So it was with the slightest hint of exasperation, à la The Simpsons's Comic Book Guy, that Matos answered the inquiry, to which the questioner responded that for him, electronic music went mainstream in the late 80s when MARS-FM hit the airwaves of Los Angeles. Far from a clueless newb, the audience member revealed to be a dance music veteran, with roots that apparently date back to before many of the Millennials currently making EDM the "sound of now" were even born.
Such is often the difficulty when discussing longtail genres like EDM, and their decades-long rise to public consciousness. Witnesses to these sorts of cultural phenomena tend to peg their personal participation as the benchmark by which all things are judged. What came before is vaunted history, and what came after is never quite as good. It seems a revelation as powerful as one's first rave (typically paired with one's first pill) makes an objective viewpoint nearly impossible.
An implicit understanding of this narcissistic viewpoint felt by most dance music fans was sagely pointed out by Reynolds (whose 1998 book, Energy Flash: A Journey Through Rave Music and Dance Culture, is as definitive a work about the UK's own dance music explosion as Matos's tome is about America's) in his very first question of the evening, asking why the author in the hot seat declined to insert any first-person narrative into The Underground Is Massive.
But that doesn't mean Matos has no personal connection to the music he has now staked his career on (though he is a capable author who covers a wide swath of popular music professionally). As the talk unfolded, he continually hinted at his personal preferences (house and techno, good; EDM, not so much). It was a sentiment clearly carried by the entire audience that nodded affirmatively throughout the discussion.
Of course, this should come as little surprise. 20-something festival-loving EDM fans don't gather at 7:30 PM on a Friday night to discuss a 400-page book about the history leading up to their favorite music.
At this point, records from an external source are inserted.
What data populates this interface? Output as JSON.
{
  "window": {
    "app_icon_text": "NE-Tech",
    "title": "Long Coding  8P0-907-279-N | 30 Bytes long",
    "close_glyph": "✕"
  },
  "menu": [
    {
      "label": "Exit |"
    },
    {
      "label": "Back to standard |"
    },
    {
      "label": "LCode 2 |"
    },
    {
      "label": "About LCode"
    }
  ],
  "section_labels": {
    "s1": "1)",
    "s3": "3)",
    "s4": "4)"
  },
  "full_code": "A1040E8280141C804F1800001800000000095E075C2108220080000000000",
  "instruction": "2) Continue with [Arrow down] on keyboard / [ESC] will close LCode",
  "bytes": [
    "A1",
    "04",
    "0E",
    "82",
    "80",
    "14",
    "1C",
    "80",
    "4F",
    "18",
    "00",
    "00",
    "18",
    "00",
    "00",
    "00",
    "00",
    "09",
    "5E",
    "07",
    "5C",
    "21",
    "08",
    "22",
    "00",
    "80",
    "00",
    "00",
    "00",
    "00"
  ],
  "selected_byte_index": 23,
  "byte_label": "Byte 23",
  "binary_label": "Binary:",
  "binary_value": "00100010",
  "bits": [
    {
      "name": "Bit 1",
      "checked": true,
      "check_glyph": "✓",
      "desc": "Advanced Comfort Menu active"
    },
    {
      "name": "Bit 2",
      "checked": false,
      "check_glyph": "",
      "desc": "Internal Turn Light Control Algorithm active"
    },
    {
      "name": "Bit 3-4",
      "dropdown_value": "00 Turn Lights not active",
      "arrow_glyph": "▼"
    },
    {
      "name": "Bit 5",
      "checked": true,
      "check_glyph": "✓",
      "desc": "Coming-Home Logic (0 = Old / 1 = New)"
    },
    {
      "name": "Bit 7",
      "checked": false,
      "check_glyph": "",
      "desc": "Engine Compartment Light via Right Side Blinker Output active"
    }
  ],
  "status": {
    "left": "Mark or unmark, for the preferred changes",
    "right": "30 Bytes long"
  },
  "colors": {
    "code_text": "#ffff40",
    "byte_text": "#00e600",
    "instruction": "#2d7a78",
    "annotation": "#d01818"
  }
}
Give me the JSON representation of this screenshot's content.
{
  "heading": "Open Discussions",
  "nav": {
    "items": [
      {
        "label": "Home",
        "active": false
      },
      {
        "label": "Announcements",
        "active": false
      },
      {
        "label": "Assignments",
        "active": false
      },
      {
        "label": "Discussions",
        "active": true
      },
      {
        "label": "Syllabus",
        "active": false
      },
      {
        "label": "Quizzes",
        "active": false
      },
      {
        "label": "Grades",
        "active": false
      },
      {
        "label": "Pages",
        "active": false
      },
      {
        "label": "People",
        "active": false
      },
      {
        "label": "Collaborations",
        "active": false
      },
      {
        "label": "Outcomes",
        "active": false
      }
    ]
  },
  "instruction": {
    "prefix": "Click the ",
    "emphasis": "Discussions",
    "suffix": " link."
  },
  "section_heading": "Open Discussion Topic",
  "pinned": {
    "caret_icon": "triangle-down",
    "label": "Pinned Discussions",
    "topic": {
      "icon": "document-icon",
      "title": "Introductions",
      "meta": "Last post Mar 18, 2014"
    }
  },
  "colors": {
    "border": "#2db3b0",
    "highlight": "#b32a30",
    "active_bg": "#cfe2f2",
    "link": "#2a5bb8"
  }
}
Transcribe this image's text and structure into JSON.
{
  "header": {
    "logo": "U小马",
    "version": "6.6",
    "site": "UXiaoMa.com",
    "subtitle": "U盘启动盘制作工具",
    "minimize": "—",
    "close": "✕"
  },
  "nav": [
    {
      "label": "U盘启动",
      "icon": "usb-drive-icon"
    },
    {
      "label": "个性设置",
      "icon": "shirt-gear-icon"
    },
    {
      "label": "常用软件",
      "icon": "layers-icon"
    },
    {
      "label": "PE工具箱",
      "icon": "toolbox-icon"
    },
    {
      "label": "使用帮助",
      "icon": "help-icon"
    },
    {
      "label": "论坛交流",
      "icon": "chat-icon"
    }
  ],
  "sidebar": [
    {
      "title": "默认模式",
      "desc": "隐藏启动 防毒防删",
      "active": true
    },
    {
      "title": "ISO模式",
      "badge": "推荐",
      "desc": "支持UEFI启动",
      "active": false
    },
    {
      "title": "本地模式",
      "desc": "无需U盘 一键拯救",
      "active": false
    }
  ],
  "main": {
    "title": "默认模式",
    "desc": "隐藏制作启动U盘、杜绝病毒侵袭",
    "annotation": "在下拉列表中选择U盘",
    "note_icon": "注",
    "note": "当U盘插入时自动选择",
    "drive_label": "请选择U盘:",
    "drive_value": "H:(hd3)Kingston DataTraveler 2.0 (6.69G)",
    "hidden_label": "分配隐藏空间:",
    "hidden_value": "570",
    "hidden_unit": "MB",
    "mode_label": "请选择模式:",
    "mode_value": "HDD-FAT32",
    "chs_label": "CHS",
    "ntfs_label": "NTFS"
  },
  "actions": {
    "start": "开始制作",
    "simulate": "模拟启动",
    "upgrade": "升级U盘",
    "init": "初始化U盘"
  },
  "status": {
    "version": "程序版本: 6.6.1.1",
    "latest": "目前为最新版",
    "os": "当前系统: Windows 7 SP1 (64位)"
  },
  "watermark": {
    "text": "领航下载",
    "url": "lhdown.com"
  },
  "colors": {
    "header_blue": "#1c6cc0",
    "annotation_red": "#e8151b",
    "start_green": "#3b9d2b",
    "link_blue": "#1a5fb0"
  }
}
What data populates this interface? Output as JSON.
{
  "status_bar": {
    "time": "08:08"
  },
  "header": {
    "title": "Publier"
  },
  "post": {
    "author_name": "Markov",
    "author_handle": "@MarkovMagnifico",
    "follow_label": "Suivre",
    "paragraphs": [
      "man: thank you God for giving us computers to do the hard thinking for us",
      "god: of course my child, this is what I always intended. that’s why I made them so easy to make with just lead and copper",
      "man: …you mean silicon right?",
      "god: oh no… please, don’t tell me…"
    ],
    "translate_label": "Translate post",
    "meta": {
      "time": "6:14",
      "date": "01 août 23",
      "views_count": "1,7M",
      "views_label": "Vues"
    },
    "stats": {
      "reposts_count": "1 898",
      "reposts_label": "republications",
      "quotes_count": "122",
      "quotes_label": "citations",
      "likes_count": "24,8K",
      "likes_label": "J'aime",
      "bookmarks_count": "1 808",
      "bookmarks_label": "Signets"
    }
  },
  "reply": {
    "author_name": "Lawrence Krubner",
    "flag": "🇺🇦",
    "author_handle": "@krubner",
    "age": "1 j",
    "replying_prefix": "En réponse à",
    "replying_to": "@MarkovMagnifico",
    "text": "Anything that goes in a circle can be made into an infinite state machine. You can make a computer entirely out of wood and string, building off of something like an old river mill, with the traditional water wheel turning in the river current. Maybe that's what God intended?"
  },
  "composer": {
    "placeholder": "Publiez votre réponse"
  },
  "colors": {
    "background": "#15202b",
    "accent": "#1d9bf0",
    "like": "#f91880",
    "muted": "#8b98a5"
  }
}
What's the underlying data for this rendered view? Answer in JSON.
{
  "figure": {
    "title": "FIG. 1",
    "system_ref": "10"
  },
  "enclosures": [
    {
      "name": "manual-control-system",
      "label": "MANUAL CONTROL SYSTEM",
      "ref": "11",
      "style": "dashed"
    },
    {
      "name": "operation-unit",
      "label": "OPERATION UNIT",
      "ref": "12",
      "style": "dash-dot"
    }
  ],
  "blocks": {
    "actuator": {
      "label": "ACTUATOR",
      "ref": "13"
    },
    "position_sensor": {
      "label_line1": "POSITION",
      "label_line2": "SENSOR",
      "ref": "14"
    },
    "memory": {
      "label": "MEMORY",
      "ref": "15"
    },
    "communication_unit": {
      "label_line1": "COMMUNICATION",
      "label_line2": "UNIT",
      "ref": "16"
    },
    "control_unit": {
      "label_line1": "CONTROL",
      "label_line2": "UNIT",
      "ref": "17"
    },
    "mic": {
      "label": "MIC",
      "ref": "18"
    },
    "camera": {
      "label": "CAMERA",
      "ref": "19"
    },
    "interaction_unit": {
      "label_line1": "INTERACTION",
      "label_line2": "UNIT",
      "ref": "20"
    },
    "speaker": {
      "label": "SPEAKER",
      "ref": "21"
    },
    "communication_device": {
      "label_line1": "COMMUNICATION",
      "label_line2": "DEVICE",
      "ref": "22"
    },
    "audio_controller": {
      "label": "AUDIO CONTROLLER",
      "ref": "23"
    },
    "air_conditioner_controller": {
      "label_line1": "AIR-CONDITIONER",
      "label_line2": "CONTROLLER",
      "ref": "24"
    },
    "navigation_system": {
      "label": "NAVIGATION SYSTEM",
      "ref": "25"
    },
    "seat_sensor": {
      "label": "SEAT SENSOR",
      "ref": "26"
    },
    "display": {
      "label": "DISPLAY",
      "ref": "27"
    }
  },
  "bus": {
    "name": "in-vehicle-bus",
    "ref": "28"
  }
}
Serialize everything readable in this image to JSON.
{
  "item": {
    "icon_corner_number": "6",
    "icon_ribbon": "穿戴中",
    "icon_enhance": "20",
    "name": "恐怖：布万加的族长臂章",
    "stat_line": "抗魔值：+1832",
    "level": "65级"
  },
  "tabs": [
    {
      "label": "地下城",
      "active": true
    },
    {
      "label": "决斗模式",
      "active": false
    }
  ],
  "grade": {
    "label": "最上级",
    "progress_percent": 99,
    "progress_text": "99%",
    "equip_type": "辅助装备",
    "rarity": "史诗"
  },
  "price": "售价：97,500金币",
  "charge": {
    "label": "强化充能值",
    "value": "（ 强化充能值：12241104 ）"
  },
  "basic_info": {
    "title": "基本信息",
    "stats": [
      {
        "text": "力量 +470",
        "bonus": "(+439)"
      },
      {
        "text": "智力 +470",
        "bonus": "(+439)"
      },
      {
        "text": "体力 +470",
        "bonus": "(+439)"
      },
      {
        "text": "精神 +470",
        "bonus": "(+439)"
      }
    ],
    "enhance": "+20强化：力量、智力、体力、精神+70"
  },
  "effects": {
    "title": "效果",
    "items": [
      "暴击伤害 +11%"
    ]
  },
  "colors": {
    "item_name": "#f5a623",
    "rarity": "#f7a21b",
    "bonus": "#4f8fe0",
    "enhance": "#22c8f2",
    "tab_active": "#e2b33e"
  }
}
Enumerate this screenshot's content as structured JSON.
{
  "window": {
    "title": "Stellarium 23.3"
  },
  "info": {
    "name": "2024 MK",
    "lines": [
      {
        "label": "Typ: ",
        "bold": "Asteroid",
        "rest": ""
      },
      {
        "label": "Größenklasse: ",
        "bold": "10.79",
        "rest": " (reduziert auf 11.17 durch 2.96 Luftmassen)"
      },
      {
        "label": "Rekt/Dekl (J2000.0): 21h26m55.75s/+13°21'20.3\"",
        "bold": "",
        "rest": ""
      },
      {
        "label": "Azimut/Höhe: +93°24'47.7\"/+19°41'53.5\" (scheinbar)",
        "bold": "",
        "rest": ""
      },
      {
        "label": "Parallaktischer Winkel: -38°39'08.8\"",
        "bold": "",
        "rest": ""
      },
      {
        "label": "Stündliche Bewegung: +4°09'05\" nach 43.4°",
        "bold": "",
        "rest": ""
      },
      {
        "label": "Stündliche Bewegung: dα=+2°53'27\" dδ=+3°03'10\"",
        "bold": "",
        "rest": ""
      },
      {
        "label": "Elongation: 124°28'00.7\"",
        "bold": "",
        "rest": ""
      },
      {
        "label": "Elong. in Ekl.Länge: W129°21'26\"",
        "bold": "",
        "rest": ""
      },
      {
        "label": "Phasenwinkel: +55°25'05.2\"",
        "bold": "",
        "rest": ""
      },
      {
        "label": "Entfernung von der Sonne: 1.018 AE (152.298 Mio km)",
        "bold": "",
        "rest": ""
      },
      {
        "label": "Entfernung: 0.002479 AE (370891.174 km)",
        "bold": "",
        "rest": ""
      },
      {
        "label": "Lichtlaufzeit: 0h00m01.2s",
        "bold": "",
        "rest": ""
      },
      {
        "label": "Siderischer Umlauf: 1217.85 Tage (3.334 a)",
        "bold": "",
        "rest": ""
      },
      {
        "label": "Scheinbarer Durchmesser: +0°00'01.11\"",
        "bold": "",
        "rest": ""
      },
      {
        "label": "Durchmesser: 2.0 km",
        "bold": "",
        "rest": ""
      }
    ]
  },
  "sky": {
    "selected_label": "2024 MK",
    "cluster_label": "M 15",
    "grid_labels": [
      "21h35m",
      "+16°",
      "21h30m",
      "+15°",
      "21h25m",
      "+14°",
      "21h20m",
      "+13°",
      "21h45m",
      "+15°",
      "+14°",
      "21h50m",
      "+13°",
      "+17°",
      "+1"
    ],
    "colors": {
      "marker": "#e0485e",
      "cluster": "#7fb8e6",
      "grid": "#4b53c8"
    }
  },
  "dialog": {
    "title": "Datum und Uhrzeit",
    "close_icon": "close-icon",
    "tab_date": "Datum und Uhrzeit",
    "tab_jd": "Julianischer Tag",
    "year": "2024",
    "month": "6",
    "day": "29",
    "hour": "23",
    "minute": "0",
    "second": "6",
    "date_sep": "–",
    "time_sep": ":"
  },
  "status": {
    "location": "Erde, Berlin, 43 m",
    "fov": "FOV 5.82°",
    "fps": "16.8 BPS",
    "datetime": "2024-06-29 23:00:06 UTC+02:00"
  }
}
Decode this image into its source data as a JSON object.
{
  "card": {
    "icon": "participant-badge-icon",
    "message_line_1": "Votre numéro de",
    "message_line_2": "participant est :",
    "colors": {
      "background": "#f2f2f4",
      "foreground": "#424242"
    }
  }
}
That is an activity strictly reserved for middle-aged post-ravers who have to "get back to the fam," following the overtime assembly that ran until 11 PM (gasp!). This is how we rave in 2015.
And then there was the woman in the front row who, after 90 minutes in a now uncomfortably warm bookstore, asked a final question of Matos and Reynolds—"What are each of your five all-time favorites?" A truly sophomoric query that raised the optimistic possibility that perhaps this whole EDM explosion (and the books that come with it) might actually deliver on the promise to turn casual listeners of today's poptronic sound into fans of serious (and historically-vetted) underground electronic music. Reynolds' and Matos's answers were, unsurprisingly, entirely from the 1990s.